BBC Homepage World Service Education
BBC Homepagelow graphics version | feedback | help
BBC News Online
 You are in: Business
Front Page 
UK Politics 
Market Data 
Your Money 
Business Basics 
Talking Point 
In Depth 

Monday, 2 April, 2001, 10:44 GMT 11:44 UK
IMF calls for euro rate cut
European Central Bank
The ECB is under increasing pressure to cut rates
The influential head of the International Monetary Fund, which monitors the world economy, says the European Central Bank should follow the US example and cut interest rates.

"The US has, through aggressive interest cuts, correctly demonstrated decisiveness and, if need be, has further room for manoeuvre," Horst Koehler told the German Bundestag, the lower house of parliament.

(The euro) remains, from my point of view, weak

Horst Koehler, Managing Director, IMF
"A European Central Bank rate cut would undoubtedly be helpful for the European economy," he added.

Mr Koehler's remarks follow widespread speculation that the ECB would cut interest rates at its next meeting on 11 April.

After its last meeting on Thursday, where the bank made no change in interest rates, the euro came under renewed pressure on foreign currency markets.

The euro hit a 15 week low of $0.8750 in Asia on Monday before recovering slightly on strenghening hopes of a rate cut.

The central bank has been under increasing pressure from Germany and France to cut rates to reverse a projected slowdown in economic growth and a reduction in business confidence.

But it has been held back by fears that inflation is still above target, and worries by some smaller countries like Spain and Ireland that a rate cut would further boost their booming economies.

The ECB is the only major central bank that has not cut interest rates this year.

Plea for independence

Meanwhile Juergen Stark, the deputy head of the Bundesbank, the German central bank, said that Europe should follow its own path.

"The ECB is pursuing its own strategy, geared to European conditions. Its decisions are based on its own analyses. It is not sailing in the wake of the US Federal Reserve," said Mr Stark.

"Hectic responses by central banks transmit themselves to the markets and increase volatility," he added.

However, Mr Stark admitted that European inflation was likely to fall back to the ECB's target level of 2% by the autumn - clearing the way for rate cuts later in the year.

Fears on growth

Horst Koehler said that the IMF was downgrading its growth forecast for the 12 country eurozone to 2.5% this year as the US slowdown impacts on Europe. It had previously forecast about 2.7% to 2.9% growth.

Nevertheless, Europe would grow faster than the US this year, but slower than the average for the whole world economy.

Mr Koehler said that the world economy was "in a critical phase" but believed that it could maintain an overall growth level of 3% - a downgrade from the previous forecast of 3.4%.

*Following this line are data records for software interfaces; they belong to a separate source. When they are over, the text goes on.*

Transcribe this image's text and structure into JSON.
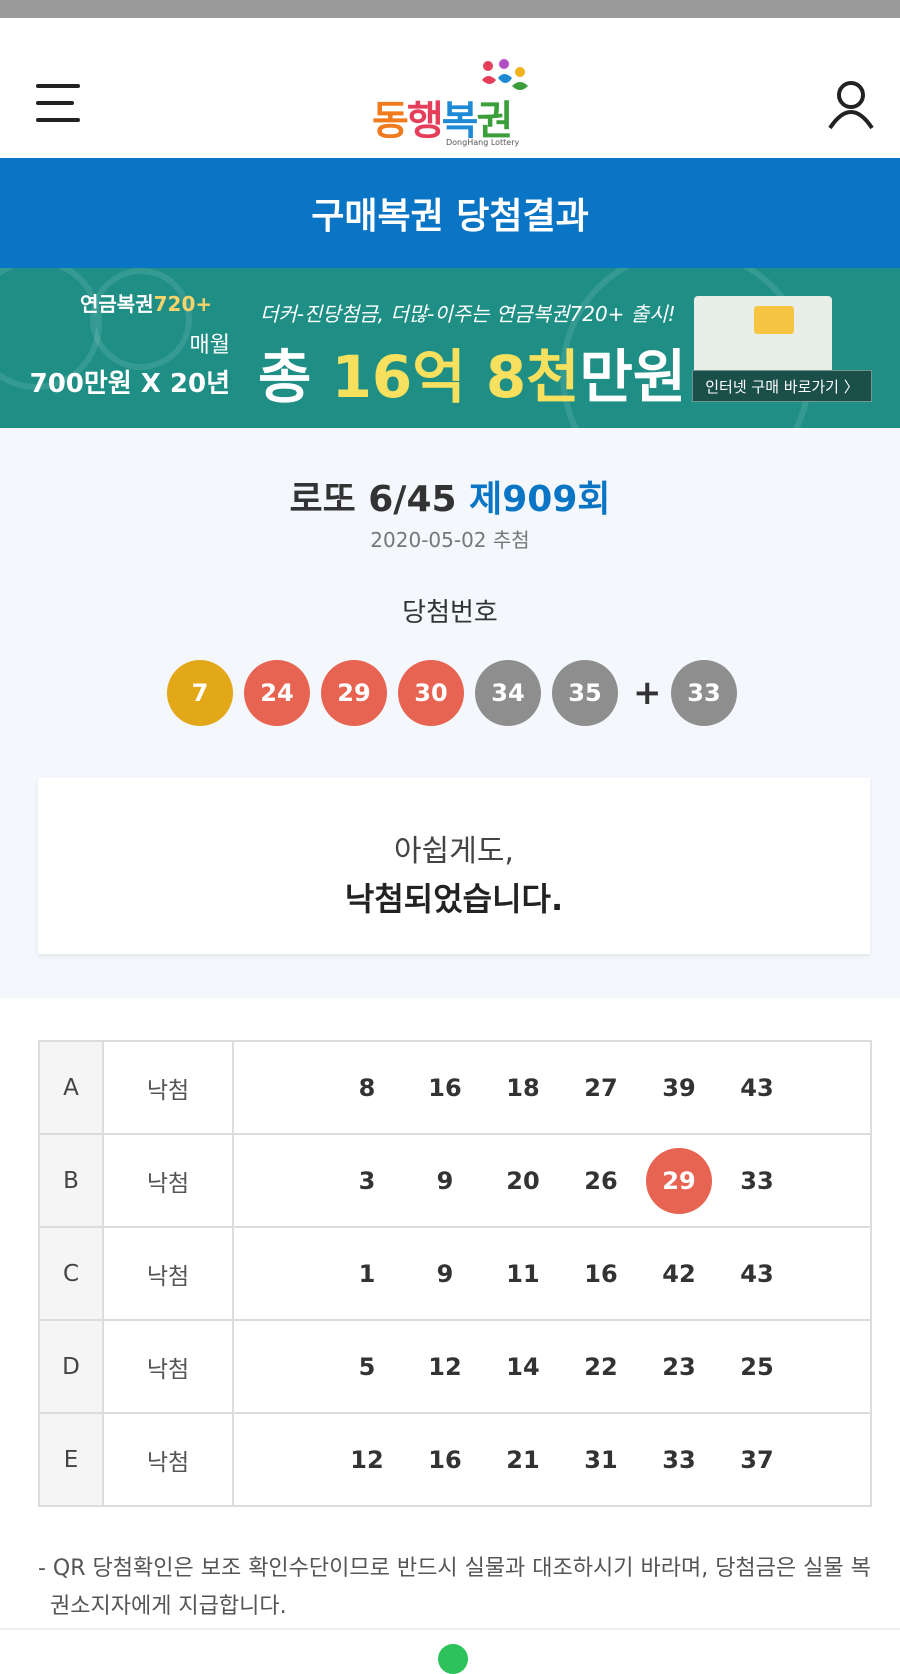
{
  "header": {
    "logo": {
      "text_a": "동",
      "text_b": "행",
      "text_c": "복",
      "text_d": "권",
      "subtitle": "DongHang Lottery"
    },
    "menu_icon": "hamburger-menu-icon",
    "user_icon": "user-icon"
  },
  "title_bar": {
    "title": "구매복권 당첨결과"
  },
  "banner": {
    "brand_prefix": "연금복권",
    "brand_number": "720+",
    "monthly": "매월",
    "amount": "700만원 X 20년",
    "tagline": "더커-진당첨금, 더많-이주는 연금복권720+ 출시!",
    "total_prefix": "총 ",
    "total_highlight": "16억 8천",
    "total_suffix": "만원",
    "link_label": "인터넷 구매 바로가기 〉"
  },
  "draw": {
    "game": "로또 6/45",
    "round": "제909회",
    "date": "2020-05-02 추첨",
    "winning_label": "당첨번호",
    "numbers": [
      {
        "value": "7",
        "color": "#e2a818"
      },
      {
        "value": "24",
        "color": "#e86452"
      },
      {
        "value": "29",
        "color": "#e86452"
      },
      {
        "value": "30",
        "color": "#e86452"
      },
      {
        "value": "34",
        "color": "#8e8e8e"
      },
      {
        "value": "35",
        "color": "#8e8e8e"
      }
    ],
    "plus": "+",
    "bonus": {
      "value": "33",
      "color": "#8e8e8e"
    }
  },
  "message": {
    "line1": "아쉽게도,",
    "line2": "낙첨되었습니다."
  },
  "tickets": [
    {
      "label": "A",
      "result": "낙첨",
      "numbers": [
        "8",
        "16",
        "18",
        "27",
        "39",
        "43"
      ],
      "hits": []
    },
    {
      "label": "B",
      "result": "낙첨",
      "numbers": [
        "3",
        "9",
        "20",
        "26",
        "29",
        "33"
      ],
      "hits": [
        4
      ]
    },
    {
      "label": "C",
      "result": "낙첨",
      "numbers": [
        "1",
        "9",
        "11",
        "16",
        "42",
        "43"
      ],
      "hits": []
    },
    {
      "label": "D",
      "result": "낙첨",
      "numbers": [
        "5",
        "12",
        "14",
        "22",
        "23",
        "25"
      ],
      "hits": []
    },
    {
      "label": "E",
      "result": "낙첨",
      "numbers": [
        "12",
        "16",
        "21",
        "31",
        "33",
        "37"
      ],
      "hits": []
    }
  ],
  "notice": "- QR 당첨확인은 보조 확인수단이므로 반드시 실물과 대조하시기 바라며, 당첨금은 실물 복권소지자에게 지급합니다.",
  "colors": {
    "brand_blue": "#0a74c5",
    "hit_red": "#e86452",
    "banner_teal": "#1f8f86"
  }
}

He also said that he believed that the European single currency, the euro, was dramatically undervalued.

The euro "remains, from my point of view, weak", Mr Koehler said.

The euro has fallen by nearly 30% against the dollar since it was launched over two years ago.

Search BBC News Online

Advanced search options
Launch console
See also:

29 Mar 01 | Business
Eurozone rate cut on hold
11 Jan 01 | Business
ECB admits fallout from US slowdown
01 Apr 01 | Business
Sniffing out an ECB rate cut
Internet links:

The BBC is not responsible for the content of external internet sites

Links to more Business stories are at the foot of the page.

E-mail this story to a friend

Links to more Business stories